Woman, 29, chooses to die two days after husband’s birthday

This is an archived article and the information in the article may be outdated. Please look at the time stamp on the story to see when it was last updated.
Brittany Maynard and bridesmaids at her wedding 9-29-14

Courtesy: Brittany Maynard

A terminally ill 29-year-old woman has chosen November 1 as the day she will die.

Shortly after her wedding last year, Brittany Maynard began experiencing debilitating headaches.

While on vacation with her husband in January, Brittany was diagnosed with grade II Astrocytoma, a severe brain tumor.

Doctors told Maynard she had 10 years to live. 

"I have to tell you," she says in the video, "when you’re 29 years old, being told you have that kind of timeline still feels like being told you’re going to die tomorrow.”

Following the initial diagnosis, doctors said her cancer had progressed to Glioblastoma multiforme, the deadliest form of brain cancer. After treatment, the average life expectancy is only 14 months.

Brittany Maynard and her Great Dane Charlie late 2013

Courtesy: Brittany Maynard

When doctors told Brittany her death would likely be slow and painful as the tumor continued to grow, she opted to choose her own ending.

On November 1, surrounded by her husband, mother and best friend, she will end her life using medication prescribed by her doctor. Maynard's husband's birthday is October 30.

The medication will give her a "peaceful and painless" ending to her life.

"I did not want this nightmare scenario for my family, so I started researching death with dignity," she shared with CNN. "It is an end-of-life option for mentally competent, terminally ill patients with a prognosis of six months or less to live. It would enable me to use the medical practice of aid in dying: I could request and receive a prescription from a physician for medication that I could self-ingest to end my dying process if it becomes unbearable. I quickly decided that death with dignity was the best option for me and my family."

"Now, I'm able to move forward in my remaining days or weeks I have on this beautiful Earth, to seek joy and love and to spend time traveling to outdoor wonders of nature with those I love. And I know that I have a safety net."

Brittany said this is not a suicide.

"There is not a cell in my body that is suicidal or that wants to die," Maynard told People.com. "I want to live. I wish there was a cure for my disease but there's not. … Being able to choose to go with dignity is less terrifying.”

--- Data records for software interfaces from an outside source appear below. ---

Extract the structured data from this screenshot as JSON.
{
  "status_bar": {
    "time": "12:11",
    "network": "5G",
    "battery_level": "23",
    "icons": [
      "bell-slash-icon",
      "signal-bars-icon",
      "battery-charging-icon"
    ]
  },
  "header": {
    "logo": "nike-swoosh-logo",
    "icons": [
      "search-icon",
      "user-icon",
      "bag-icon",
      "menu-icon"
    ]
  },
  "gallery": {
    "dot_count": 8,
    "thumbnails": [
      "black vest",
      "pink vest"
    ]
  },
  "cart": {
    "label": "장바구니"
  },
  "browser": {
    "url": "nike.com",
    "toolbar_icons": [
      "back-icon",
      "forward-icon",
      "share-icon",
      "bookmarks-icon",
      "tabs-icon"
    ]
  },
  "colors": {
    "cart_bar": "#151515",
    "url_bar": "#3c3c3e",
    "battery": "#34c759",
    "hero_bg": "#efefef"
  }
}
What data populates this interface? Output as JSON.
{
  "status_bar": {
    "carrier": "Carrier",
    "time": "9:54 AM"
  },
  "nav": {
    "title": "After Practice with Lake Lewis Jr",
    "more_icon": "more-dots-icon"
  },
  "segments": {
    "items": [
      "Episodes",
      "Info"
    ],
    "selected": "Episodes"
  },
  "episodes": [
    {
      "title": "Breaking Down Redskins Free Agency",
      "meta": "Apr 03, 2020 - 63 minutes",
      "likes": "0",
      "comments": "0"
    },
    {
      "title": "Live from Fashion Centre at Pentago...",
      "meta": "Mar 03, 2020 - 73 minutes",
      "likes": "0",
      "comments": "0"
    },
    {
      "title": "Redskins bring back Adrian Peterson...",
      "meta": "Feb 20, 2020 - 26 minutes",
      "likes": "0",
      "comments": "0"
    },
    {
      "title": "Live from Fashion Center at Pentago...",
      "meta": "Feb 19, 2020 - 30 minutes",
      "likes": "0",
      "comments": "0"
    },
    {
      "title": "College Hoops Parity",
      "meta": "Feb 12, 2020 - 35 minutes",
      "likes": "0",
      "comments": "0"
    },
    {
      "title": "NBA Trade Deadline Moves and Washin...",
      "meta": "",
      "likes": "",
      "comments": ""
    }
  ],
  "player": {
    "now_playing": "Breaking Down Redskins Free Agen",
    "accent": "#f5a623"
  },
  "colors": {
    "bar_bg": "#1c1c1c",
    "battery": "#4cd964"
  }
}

Maynard's family moved with her to Oregon earlier this year so she would have access to Oregon's "Death with Dignity Act," which has allowed over 750 people to die using medication since 1997.

Life-rights advocacy organization Compassion & Choices and The Brittany Maynard Fund will allow Brittany to share her story and bring attention to end-of-life rights.

According to Compassion & Choices, Brittany will spend her last days fighting for others’ rights to end their lives.

"I hope for the sake of my fellow American citizens that I'll never meet that this option is available to you," she shared with CNN. "If you ever find yourself walking a mile in my shoes, I hope that you would at least be given the same choice and that no one tries to take it from you."

"When my suffering becomes too great, I can say to all those I love, 'I love you; come be by my side, and come say goodbye as I pass into whatever's next.' I will die upstairs in my bedroom with my husband, mother, stepfather and best friend by my side and pass peacefully. I can't imagine trying to rob anyone else of that choice."